■ Aim of the task ■
Lift out each line of the data that holds "button".

*** Opening of Supplied records ***

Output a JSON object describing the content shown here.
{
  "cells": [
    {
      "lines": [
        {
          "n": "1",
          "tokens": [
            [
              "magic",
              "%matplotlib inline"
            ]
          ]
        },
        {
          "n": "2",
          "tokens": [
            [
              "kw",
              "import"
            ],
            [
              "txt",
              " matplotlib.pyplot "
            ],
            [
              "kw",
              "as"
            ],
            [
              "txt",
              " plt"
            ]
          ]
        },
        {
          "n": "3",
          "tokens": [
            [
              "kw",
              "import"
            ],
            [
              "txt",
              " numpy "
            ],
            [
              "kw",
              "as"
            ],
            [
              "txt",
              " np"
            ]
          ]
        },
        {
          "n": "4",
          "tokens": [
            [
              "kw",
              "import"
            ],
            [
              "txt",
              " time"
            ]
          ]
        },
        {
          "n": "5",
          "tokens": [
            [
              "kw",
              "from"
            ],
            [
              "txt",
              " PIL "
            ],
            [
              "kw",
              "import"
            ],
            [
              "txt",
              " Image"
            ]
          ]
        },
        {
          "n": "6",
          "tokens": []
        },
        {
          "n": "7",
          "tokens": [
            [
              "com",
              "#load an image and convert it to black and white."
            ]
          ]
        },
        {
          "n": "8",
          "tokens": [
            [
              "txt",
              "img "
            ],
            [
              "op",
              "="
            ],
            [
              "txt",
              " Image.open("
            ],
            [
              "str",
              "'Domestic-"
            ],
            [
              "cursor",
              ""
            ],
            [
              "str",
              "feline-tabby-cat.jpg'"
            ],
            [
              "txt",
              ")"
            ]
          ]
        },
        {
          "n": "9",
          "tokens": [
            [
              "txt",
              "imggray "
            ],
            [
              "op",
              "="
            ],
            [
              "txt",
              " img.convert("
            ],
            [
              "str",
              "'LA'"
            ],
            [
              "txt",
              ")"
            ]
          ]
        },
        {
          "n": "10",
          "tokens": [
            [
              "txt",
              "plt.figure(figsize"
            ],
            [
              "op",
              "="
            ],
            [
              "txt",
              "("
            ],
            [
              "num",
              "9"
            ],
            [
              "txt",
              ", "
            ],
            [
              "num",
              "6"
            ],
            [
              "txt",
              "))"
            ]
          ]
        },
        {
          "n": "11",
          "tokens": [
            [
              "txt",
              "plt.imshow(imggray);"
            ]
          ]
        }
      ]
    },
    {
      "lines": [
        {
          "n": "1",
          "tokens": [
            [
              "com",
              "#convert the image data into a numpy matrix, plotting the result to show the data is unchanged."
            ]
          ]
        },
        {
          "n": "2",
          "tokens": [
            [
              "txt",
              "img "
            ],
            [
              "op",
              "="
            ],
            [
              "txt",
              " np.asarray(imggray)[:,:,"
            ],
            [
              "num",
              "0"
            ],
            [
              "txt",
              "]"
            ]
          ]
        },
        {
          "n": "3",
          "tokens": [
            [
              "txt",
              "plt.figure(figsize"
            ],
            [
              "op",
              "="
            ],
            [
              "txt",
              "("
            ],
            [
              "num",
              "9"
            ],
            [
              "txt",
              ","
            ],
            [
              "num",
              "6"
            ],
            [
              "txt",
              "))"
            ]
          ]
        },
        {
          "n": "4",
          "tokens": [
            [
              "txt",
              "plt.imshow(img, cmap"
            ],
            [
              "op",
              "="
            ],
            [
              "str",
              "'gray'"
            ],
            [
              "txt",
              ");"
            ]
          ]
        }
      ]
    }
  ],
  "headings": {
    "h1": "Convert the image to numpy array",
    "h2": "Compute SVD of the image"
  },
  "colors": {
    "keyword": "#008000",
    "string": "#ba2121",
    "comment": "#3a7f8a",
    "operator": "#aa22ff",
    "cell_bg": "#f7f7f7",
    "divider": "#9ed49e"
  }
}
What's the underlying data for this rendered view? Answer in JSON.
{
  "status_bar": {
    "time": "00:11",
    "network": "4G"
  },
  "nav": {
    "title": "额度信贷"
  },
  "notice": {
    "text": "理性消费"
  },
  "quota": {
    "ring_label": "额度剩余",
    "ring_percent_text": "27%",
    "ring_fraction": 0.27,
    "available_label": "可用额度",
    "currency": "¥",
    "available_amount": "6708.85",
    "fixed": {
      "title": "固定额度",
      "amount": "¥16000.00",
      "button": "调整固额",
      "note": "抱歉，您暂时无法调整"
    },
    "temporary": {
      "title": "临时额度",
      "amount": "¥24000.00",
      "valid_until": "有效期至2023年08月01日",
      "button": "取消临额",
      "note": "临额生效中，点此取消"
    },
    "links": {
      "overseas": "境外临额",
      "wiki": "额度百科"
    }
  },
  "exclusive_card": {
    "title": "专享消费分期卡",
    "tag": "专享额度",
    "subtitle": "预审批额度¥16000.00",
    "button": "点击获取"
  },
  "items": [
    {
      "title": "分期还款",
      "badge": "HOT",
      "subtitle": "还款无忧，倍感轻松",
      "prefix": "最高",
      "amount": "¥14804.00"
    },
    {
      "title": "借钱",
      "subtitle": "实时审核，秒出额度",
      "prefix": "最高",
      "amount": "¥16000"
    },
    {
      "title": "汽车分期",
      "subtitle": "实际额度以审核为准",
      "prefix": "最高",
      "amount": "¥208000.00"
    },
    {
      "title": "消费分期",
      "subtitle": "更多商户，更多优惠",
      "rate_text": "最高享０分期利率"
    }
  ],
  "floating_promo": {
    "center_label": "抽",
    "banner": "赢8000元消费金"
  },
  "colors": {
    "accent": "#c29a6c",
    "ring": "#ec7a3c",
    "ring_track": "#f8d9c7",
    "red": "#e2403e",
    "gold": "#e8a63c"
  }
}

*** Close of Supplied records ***

■ Task answer ■
      "button": "调整固额",
      "button": "取消临额",
    "button": "点击获取"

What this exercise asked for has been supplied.